_Exercise directions_: Could each record be written out again exactly as it stands?

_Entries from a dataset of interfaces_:
#####
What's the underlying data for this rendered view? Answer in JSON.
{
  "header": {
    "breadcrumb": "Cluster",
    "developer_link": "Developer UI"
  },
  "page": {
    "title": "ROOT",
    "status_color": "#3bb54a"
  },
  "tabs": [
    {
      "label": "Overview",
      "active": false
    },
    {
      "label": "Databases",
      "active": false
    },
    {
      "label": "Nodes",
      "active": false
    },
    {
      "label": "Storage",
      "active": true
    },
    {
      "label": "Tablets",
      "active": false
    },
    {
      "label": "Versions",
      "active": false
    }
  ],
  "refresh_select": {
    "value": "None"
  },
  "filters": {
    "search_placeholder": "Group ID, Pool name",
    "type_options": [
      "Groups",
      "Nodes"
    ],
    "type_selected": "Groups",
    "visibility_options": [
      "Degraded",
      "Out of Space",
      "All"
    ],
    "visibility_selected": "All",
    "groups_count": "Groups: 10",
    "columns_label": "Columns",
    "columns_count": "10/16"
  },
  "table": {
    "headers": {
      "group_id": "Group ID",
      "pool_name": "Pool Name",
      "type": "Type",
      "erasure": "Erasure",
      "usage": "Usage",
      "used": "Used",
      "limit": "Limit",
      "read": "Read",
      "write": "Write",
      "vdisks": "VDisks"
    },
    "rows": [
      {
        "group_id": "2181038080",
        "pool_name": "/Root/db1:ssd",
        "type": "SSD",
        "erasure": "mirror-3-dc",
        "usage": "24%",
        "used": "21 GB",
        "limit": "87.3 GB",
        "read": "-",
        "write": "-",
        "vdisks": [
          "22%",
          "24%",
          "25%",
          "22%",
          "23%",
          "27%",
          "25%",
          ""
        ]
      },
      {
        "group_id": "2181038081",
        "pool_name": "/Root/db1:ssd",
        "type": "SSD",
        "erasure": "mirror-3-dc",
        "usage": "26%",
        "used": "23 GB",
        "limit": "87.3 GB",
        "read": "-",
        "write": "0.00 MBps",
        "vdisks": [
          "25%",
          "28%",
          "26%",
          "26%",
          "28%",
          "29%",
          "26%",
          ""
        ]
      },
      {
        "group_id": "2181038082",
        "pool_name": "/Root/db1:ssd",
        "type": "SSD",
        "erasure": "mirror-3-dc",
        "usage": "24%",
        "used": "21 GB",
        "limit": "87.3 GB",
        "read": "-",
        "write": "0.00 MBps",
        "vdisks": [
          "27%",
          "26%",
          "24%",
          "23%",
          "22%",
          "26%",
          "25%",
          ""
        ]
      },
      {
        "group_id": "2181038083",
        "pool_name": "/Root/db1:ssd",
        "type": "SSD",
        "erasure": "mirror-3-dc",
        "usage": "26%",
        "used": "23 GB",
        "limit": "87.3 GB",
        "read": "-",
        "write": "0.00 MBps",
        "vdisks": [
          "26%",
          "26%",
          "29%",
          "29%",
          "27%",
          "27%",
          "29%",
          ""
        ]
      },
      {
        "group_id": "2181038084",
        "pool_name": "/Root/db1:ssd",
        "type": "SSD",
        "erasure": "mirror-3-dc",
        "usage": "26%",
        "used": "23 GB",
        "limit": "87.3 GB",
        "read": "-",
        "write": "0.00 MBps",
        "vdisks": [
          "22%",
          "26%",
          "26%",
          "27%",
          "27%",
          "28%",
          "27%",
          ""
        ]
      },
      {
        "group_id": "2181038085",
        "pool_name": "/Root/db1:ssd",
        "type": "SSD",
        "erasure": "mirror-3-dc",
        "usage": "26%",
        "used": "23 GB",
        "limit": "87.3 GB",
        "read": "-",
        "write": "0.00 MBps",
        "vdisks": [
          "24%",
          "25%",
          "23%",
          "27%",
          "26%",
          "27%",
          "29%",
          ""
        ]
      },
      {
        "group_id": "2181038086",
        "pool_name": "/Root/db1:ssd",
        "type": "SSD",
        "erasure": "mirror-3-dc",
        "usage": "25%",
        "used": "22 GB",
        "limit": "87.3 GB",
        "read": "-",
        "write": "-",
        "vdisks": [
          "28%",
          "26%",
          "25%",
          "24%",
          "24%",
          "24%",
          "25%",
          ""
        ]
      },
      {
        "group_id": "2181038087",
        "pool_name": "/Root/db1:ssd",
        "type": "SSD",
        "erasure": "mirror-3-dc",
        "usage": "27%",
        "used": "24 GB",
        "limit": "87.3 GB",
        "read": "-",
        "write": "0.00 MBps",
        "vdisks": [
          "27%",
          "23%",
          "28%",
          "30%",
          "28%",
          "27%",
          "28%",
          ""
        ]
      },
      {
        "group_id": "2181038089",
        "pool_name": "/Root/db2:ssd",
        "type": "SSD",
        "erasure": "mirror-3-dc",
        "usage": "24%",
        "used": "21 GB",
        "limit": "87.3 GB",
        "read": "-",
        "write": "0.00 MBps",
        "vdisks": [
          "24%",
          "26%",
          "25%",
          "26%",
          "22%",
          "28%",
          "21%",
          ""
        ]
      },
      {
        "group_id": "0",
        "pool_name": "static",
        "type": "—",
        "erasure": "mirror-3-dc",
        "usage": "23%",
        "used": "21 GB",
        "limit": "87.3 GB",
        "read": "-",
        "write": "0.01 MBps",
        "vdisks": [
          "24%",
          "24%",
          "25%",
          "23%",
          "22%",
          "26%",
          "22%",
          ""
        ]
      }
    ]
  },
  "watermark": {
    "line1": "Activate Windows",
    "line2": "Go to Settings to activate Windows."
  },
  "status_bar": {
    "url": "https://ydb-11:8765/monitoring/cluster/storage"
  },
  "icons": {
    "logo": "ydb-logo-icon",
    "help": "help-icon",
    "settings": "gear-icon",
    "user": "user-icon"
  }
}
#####
_Exercise output_:
What's the underlying data for this rendered view? Answer in JSON.
{
  "header": {
    "breadcrumb": "Cluster",
    "developer_link": "Developer UI"
  },
  "page": {
    "title": "ROOT",
    "status_color": "#3bb54a"
  },
  "tabs": [
    {
      "label": "Overview",
      "active": false
    },
    {
      "label": "Databases",
      "active": false
    },
    {
      "label": "Nodes",
      "active": false
    },
    {
      "label": "Storage",
      "active": true
    },
    {
      "label": "Tablets",
      "active": false
    },
    {
      "label": "Versions",
      "active": false
    }
  ],
  "refresh_select": {
    "value": "None"
  },
  "filters": {
    "search_placeholder": "Group ID, Pool name",
    "type_options": [
      "Groups",
      "Nodes"
    ],
    "type_selected": "Groups",
    "visibility_options": [
      "Degraded",
      "Out of Space",
      "All"
    ],
    "visibility_selected": "All",
    "groups_count": "Groups: 10",
    "columns_label": "Columns",
    "columns_count": "10/16"
  },
  "table": {
    "headers": {
      "group_id": "Group ID",
      "pool_name": "Pool Name",
      "type": "Type",
      "erasure": "Erasure",
      "usage": "Usage",
      "used": "Used",
      "limit": "Limit",
      "read": "Read",
      "write": "Write",
      "vdisks": "VDisks"
    },
    "rows": [
      {
        "group_id": "2181038080",
        "pool_name": "/Root/db1:ssd",
        "type": "SSD",
        "erasure": "mirror-3-dc",
        "usage": "24%",
        "used": "21 GB",
        "limit": "87.3 GB",
        "read": "-",
        "write": "-",
        "vdisks": [
          "22%",
          "24%",
          "25%",
          "22%",
          "23%",
          "27%",
          "25%",
          ""
        ]
      },
      {
        "group_id": "2181038081",
        "pool_name": "/Root/db1:ssd",
        "type": "SSD",
        "erasure": "mirror-3-dc",
        "usage": "26%",
        "used": "23 GB",
        "limit": "87.3 GB",
        "read": "-",
        "write": "0.00 MBps",
        "vdisks": [
          "25%",
          "28%",
          "26%",
          "26%",
          "28%",
          "29%",
          "26%",
          ""
        ]
      },
      {
        "group_id": "2181038082",
        "pool_name": "/Root/db1:ssd",
        "type": "SSD",
        "erasure": "mirror-3-dc",
        "usage": "24%",
        "used": "21 GB",
        "limit": "87.3 GB",
        "read": "-",
        "write": "0.00 MBps",
        "vdisks": [
          "27%",
          "26%",
          "24%",
          "23%",
          "22%",
          "26%",
          "25%",
          ""
        ]
      },
      {
        "group_id": "2181038083",
        "pool_name": "/Root/db1:ssd",
        "type": "SSD",
        "erasure": "mirror-3-dc",
        "usage": "26%",
        "used": "23 GB",
        "limit": "87.3 GB",
        "read": "-",
        "write": "0.00 MBps",
        "vdisks": [
          "26%",
          "26%",
          "29%",
          "29%",
          "27%",
          "27%",
          "29%",
          ""
        ]
      },
      {
        "group_id": "2181038084",
        "pool_name": "/Root/db1:ssd",
        "type": "SSD",
        "erasure": "mirror-3-dc",
        "usage": "26%",
        "used": "23 GB",
        "limit": "87.3 GB",
        "read": "-",
        "write": "0.00 MBps",
        "vdisks": [
          "22%",
          "26%",
          "26%",
          "27%",
          "27%",
          "28%",
          "27%",
          ""
        ]
      },
      {
        "group_id": "2181038085",
        "pool_name": "/Root/db1:ssd",
        "type": "SSD",
        "erasure": "mirror-3-dc",
        "usage": "26%",
        "used": "23 GB",
        "limit": "87.3 GB",
        "read": "-",
        "write": "0.00 MBps",
        "vdisks": [
          "24%",
          "25%",
          "23%",
          "27%",
          "26%",
          "27%",
          "29%",
          ""
        ]
      },
      {
        "group_id": "2181038086",
        "pool_name": "/Root/db1:ssd",
        "type": "SSD",
        "erasure": "mirror-3-dc",
        "usage": "25%",
        "used": "22 GB",
        "limit": "87.3 GB",
        "read": "-",
        "write": "-",
        "vdisks": [
          "28%",
          "26%",
          "25%",
          "24%",
          "24%",
          "24%",
          "25%",
          ""
        ]
      },
      {
        "group_id": "2181038087",
        "pool_name": "/Root/db1:ssd",
        "type": "SSD",
        "erasure": "mirror-3-dc",
        "usage": "27%",
        "used": "24 GB",
        "limit": "87.3 GB",
        "read": "-",
        "write": "0.00 MBps",
        "vdisks": [
          "27%",
          "23%",
          "28%",
          "30%",
          "28%",
          "27%",
          "28%",
          ""
        ]
      },
      {
        "group_id": "2181038089",
        "pool_name": "/Root/db2:ssd",
        "type": "SSD",
        "erasure": "mirror-3-dc",
        "usage": "24%",
        "used": "21 GB",
        "limit": "87.3 GB",
        "read": "-",
        "write": "0.00 MBps",
        "vdisks": [
          "24%",
          "26%",
          "25%",
          "26%",
          "22%",
          "28%",
          "21%",
          ""
        ]
      },
      {
        "group_id": "0",
        "pool_name": "static",
        "type": "—",
        "erasure": "mirror-3-dc",
        "usage": "23%",
        "used": "21 GB",
        "limit": "87.3 GB",
        "read": "-",
        "write": "0.01 MBps",
        "vdisks": [
          "24%",
          "24%",
          "25%",
          "23%",
          "22%",
          "26%",
          "22%",
          ""
        ]
      }
    ]
  },
  "watermark": {
    "line1": "Activate Windows",
    "line2": "Go to Settings to activate Windows."
  },
  "status_bar": {
    "url": "https://ydb-11:8765/monitoring/cluster/storage"
  },
  "icons": {
    "logo": "ydb-logo-icon",
    "help": "help-icon",
    "settings": "gear-icon",
    "user": "user-icon"
  }
}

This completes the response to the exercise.